In the course of surveying for the carbapenem-hydrolyzing metallo-β-lactamase gene blaIMP in pathogenic bacteria by the PCR method, we detected a gene encoding a variant metallo-β-lactamase, designated IMP-3, which differed from IMP-1 by having low hydrolyzing activity for penicillins and carbapenems. PCR product direct sequencing of a 2.2-kb segment revealed that the gene blaIMP-3 was located on a cassette inserted within a class I integron in the pMS390 plasmid. The 741-bp nucleotide sequence of blaIMP-3 was identical to that of blaIMP-1, except for seven base substitutions. Among these were two, at nucleotide positions 314 and 640, which caused amino acid alterations.

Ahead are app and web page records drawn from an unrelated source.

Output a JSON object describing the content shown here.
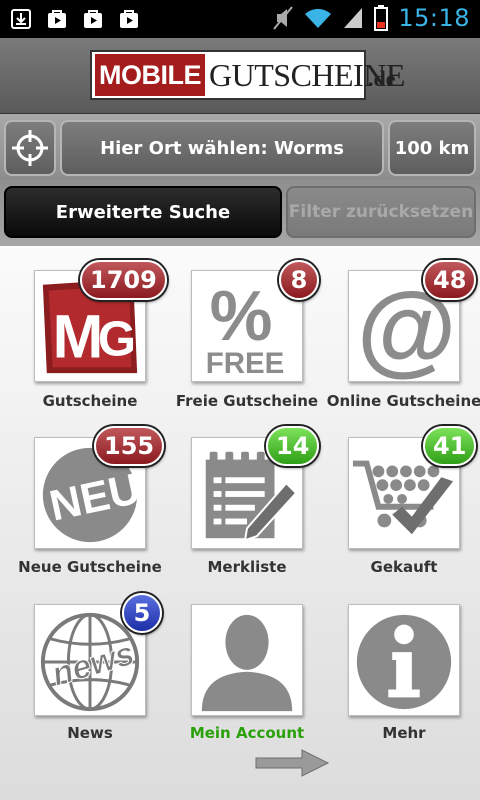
{
  "status_bar": {
    "time": "15:18",
    "notification_icons": [
      "download-icon",
      "play-store-icon",
      "play-store-icon",
      "shopping-bag-icon"
    ],
    "system_icons": [
      "mute-icon",
      "wifi-icon",
      "signal-icon",
      "battery-icon"
    ]
  },
  "header": {
    "logo_word1": "MOBILE",
    "logo_word2": "GUTSCHEINE",
    "logo_tld": ".de"
  },
  "location": {
    "locate_icon": "crosshair-icon",
    "city_label": "Hier Ort wählen: Worms",
    "radius_label": "100 km"
  },
  "search": {
    "advanced_label": "Erweiterte Suche",
    "reset_label": "Filter zurücksetzen"
  },
  "grid": {
    "items": [
      {
        "label": "Gutscheine",
        "icon": "mg-logo-icon",
        "badge": "1709",
        "badge_color": "#8b1a1f"
      },
      {
        "label": "Freie Gutscheine",
        "icon": "percent-free-icon",
        "badge": "8",
        "badge_color": "#8b1a1f"
      },
      {
        "label": "Online Gutscheine",
        "icon": "at-sign-icon",
        "badge": "48",
        "badge_color": "#8b1a1f"
      },
      {
        "label": "Neue Gutscheine",
        "icon": "neu-badge-icon",
        "badge": "155",
        "badge_color": "#8b1a1f"
      },
      {
        "label": "Merkliste",
        "icon": "notepad-pencil-icon",
        "badge": "14",
        "badge_color": "#2f9f17"
      },
      {
        "label": "Gekauft",
        "icon": "cart-check-icon",
        "badge": "41",
        "badge_color": "#2f9f17"
      },
      {
        "label": "News",
        "icon": "news-globe-icon",
        "badge": "5",
        "badge_color": "#1d2fa8"
      },
      {
        "label": "Mein Account",
        "icon": "user-silhouette-icon",
        "label_color": "#2aa00a"
      },
      {
        "label": "Mehr",
        "icon": "info-icon"
      }
    ]
  },
  "footer": {
    "next_icon": "arrow-right-icon"
  },
  "colors": {
    "brand_red": "#a51c1c",
    "status_time": "#3ab4e6",
    "account_green": "#2aa00a"
  }
}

Hybrid bla genes were constructed from blaIMP-3 and blaIMP-1 by recombinant DNA techniques, and β-lactamases encoded by these genes were compared with those of the parents IMP-3 and IMP-1 under the same experimental conditions. The kinetic parameters indicated that the inefficient hydrolysis of benzylpenicillin, ampicillin, imipenem, and ceftazidime by IMP-3 was due to the substitution of glycine for serine at amino acid residue 196 in the mature enzyme. This alteration corresponded to the presence of guanine instead of an adenine at nucleotide position 640 of the blaIMP-3 gene. This indicated that extension of the substrate profile in the metallo-β-lactamase IMP-1 compared to IMP-3 is the result of a one-step single-base mutation, suggesting that the gene blaIMP-3 is an ancestor of blaIMP-1.